* _Problem details_: Every line containing the string "JSON" is to be copied from the records.

──────── Extracted material ────────

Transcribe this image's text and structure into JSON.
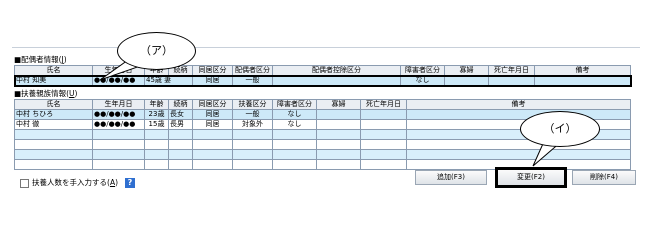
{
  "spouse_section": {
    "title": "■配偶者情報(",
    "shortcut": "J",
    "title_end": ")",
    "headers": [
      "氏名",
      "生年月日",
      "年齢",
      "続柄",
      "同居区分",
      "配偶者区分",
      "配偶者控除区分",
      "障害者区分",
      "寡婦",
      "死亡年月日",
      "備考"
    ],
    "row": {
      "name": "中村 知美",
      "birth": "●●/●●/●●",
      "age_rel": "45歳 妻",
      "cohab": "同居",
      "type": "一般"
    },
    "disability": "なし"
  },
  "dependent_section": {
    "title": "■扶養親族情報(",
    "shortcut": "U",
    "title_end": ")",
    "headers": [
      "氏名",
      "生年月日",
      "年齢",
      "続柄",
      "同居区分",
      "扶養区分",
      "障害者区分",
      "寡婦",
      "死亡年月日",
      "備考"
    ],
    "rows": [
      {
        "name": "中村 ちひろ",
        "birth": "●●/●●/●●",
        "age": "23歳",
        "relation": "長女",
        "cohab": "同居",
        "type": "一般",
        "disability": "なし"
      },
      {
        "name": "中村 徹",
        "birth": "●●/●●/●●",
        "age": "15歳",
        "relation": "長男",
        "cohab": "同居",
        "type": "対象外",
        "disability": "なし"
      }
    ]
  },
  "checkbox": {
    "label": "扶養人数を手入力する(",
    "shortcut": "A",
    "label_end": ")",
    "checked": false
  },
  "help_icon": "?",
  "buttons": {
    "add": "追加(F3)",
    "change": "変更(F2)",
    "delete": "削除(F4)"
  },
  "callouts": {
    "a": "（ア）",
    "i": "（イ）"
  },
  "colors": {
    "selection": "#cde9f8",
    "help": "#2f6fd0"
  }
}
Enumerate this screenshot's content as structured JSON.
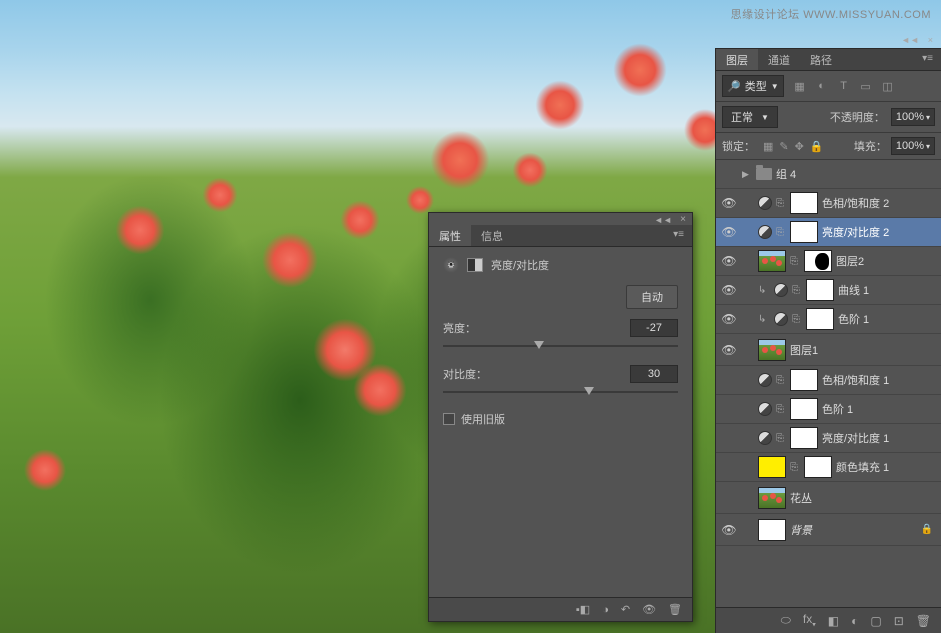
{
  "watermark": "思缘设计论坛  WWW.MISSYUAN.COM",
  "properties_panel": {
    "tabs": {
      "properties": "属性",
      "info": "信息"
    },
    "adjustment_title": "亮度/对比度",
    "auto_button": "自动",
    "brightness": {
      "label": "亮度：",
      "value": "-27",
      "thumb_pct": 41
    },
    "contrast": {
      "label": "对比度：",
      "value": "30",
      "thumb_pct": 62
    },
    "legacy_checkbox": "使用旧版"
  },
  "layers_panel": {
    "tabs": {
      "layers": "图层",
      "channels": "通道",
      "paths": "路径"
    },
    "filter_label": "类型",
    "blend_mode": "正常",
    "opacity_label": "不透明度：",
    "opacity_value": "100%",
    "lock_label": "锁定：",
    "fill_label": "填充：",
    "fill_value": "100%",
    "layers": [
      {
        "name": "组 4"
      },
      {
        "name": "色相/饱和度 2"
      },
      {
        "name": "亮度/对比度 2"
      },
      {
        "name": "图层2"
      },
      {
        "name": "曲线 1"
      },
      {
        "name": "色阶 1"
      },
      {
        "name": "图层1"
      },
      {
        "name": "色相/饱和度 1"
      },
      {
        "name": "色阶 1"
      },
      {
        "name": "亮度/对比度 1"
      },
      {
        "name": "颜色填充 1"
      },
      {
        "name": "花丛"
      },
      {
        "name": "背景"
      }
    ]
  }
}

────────

* _Reply_:
Transcribe this image's text and structure into JSON.
Enumerate this screenshot's content as structured JSON.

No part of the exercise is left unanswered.